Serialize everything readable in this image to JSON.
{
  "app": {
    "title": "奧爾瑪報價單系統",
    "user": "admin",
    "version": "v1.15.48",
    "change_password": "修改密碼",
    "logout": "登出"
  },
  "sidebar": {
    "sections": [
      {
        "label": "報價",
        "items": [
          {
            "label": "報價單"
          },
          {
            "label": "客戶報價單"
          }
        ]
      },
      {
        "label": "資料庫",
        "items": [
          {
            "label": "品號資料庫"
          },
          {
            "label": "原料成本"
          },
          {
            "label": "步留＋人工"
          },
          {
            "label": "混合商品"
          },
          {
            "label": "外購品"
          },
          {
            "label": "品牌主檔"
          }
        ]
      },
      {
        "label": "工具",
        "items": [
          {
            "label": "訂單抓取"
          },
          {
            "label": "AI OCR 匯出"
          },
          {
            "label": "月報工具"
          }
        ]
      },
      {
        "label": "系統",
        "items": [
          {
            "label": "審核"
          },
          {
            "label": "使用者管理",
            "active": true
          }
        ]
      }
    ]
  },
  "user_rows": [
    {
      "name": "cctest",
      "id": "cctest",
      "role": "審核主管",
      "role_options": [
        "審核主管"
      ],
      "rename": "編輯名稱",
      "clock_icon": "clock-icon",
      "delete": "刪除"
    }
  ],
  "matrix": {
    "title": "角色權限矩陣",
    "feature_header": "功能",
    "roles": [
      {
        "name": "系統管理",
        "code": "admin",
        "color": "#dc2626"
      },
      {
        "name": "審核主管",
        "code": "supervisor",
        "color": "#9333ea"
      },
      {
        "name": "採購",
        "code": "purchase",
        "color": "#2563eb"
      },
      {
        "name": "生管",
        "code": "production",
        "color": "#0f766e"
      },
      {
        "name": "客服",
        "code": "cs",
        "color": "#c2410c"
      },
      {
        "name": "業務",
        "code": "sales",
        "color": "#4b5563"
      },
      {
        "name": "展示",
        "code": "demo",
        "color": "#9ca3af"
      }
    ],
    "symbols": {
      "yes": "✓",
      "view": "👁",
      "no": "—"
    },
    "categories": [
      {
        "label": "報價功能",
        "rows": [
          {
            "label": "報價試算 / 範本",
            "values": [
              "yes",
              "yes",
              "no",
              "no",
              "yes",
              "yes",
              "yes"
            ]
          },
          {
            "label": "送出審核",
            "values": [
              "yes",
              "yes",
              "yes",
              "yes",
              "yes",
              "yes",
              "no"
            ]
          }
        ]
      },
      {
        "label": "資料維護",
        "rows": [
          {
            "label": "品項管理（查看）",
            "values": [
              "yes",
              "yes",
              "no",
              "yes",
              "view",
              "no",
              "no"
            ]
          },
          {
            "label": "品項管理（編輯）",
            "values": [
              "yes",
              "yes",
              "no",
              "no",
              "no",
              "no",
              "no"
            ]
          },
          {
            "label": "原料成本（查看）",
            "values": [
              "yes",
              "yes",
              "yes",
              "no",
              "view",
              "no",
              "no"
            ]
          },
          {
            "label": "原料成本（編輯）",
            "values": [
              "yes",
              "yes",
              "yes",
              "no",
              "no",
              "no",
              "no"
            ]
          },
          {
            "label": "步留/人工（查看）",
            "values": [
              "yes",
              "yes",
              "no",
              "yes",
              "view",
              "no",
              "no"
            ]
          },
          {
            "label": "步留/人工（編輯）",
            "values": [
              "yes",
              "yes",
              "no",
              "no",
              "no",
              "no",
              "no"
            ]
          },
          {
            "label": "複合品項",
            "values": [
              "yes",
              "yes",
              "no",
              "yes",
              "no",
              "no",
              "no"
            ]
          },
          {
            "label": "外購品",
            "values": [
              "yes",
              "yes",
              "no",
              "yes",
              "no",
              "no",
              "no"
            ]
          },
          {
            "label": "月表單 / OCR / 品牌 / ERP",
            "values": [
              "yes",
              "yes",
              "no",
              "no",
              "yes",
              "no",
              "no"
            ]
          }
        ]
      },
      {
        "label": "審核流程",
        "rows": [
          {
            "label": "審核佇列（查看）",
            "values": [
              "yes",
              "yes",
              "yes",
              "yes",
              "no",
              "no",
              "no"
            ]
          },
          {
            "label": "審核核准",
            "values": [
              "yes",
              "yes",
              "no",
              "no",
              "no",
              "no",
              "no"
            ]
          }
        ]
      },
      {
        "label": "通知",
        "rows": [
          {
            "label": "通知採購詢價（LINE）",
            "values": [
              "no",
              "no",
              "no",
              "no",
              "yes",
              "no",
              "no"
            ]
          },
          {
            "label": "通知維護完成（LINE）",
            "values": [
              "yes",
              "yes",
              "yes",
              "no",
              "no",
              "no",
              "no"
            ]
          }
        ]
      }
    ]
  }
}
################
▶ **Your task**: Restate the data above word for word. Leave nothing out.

▶ **Answer space**:
Serialize everything readable in this image to JSON.
{
  "app": {
    "title": "奧爾瑪報價單系統",
    "user": "admin",
    "version": "v1.15.48",
    "change_password": "修改密碼",
    "logout": "登出"
  },
  "sidebar": {
    "sections": [
      {
        "label": "報價",
        "items": [
          {
            "label": "報價單"
          },
          {
            "label": "客戶報價單"
          }
        ]
      },
      {
        "label": "資料庫",
        "items": [
          {
            "label": "品號資料庫"
          },
          {
            "label": "原料成本"
          },
          {
            "label": "步留＋人工"
          },
          {
            "label": "混合商品"
          },
          {
            "label": "外購品"
          },
          {
            "label": "品牌主檔"
          }
        ]
      },
      {
        "label": "工具",
        "items": [
          {
            "label": "訂單抓取"
          },
          {
            "label": "AI OCR 匯出"
          },
          {
            "label": "月報工具"
          }
        ]
      },
      {
        "label": "系統",
        "items": [
          {
            "label": "審核"
          },
          {
            "label": "使用者管理",
            "active": true
          }
        ]
      }
    ]
  },
  "user_rows": [
    {
      "name": "cctest",
      "id": "cctest",
      "role": "審核主管",
      "role_options": [
        "審核主管"
      ],
      "rename": "編輯名稱",
      "clock_icon": "clock-icon",
      "delete": "刪除"
    }
  ],
  "matrix": {
    "title": "角色權限矩陣",
    "feature_header": "功能",
    "roles": [
      {
        "name": "系統管理",
        "code": "admin",
        "color": "#dc2626"
      },
      {
        "name": "審核主管",
        "code": "supervisor",
        "color": "#9333ea"
      },
      {
        "name": "採購",
        "code": "purchase",
        "color": "#2563eb"
      },
      {
        "name": "生管",
        "code": "production",
        "color": "#0f766e"
      },
      {
        "name": "客服",
        "code": "cs",
        "color": "#c2410c"
      },
      {
        "name": "業務",
        "code": "sales",
        "color": "#4b5563"
      },
      {
        "name": "展示",
        "code": "demo",
        "color": "#9ca3af"
      }
    ],
    "symbols": {
      "yes": "✓",
      "view": "👁",
      "no": "—"
    },
    "categories": [
      {
        "label": "報價功能",
        "rows": [
          {
            "label": "報價試算 / 範本",
            "values": [
              "yes",
              "yes",
              "no",
              "no",
              "yes",
              "yes",
              "yes"
            ]
          },
          {
            "label": "送出審核",
            "values": [
              "yes",
              "yes",
              "yes",
              "yes",
              "yes",
              "yes",
              "no"
            ]
          }
        ]
      },
      {
        "label": "資料維護",
        "rows": [
          {
            "label": "品項管理（查看）",
            "values": [
              "yes",
              "yes",
              "no",
              "yes",
              "view",
              "no",
              "no"
            ]
          },
          {
            "label": "品項管理（編輯）",
            "values": [
              "yes",
              "yes",
              "no",
              "no",
              "no",
              "no",
              "no"
            ]
          },
          {
            "label": "原料成本（查看）",
            "values": [
              "yes",
              "yes",
              "yes",
              "no",
              "view",
              "no",
              "no"
            ]
          },
          {
            "label": "原料成本（編輯）",
            "values": [
              "yes",
              "yes",
              "yes",
              "no",
              "no",
              "no",
              "no"
            ]
          },
          {
            "label": "步留/人工（查看）",
            "values": [
              "yes",
              "yes",
              "no",
              "yes",
              "view",
              "no",
              "no"
            ]
          },
          {
            "label": "步留/人工（編輯）",
            "values": [
              "yes",
              "yes",
              "no",
              "no",
              "no",
              "no",
              "no"
            ]
          },
          {
            "label": "複合品項",
            "values": [
              "yes",
              "yes",
              "no",
              "yes",
              "no",
              "no",
              "no"
            ]
          },
          {
            "label": "外購品",
            "values": [
              "yes",
              "yes",
              "no",
              "yes",
              "no",
              "no",
              "no"
            ]
          },
          {
            "label": "月表單 / OCR / 品牌 / ERP",
            "values": [
              "yes",
              "yes",
              "no",
              "no",
              "yes",
              "no",
              "no"
            ]
          }
        ]
      },
      {
        "label": "審核流程",
        "rows": [
          {
            "label": "審核佇列（查看）",
            "values": [
              "yes",
              "yes",
              "yes",
              "yes",
              "no",
              "no",
              "no"
            ]
          },
          {
            "label": "審核核准",
            "values": [
              "yes",
              "yes",
              "no",
              "no",
              "no",
              "no",
              "no"
            ]
          }
        ]
      },
      {
        "label": "通知",
        "rows": [
          {
            "label": "通知採購詢價（LINE）",
            "values": [
              "no",
              "no",
              "no",
              "no",
              "yes",
              "no",
              "no"
            ]
          },
          {
            "label": "通知維護完成（LINE）",
            "values": [
              "yes",
              "yes",
              "yes",
              "no",
              "no",
              "no",
              "no"
            ]
          }
        ]
      }
    ]
  }
}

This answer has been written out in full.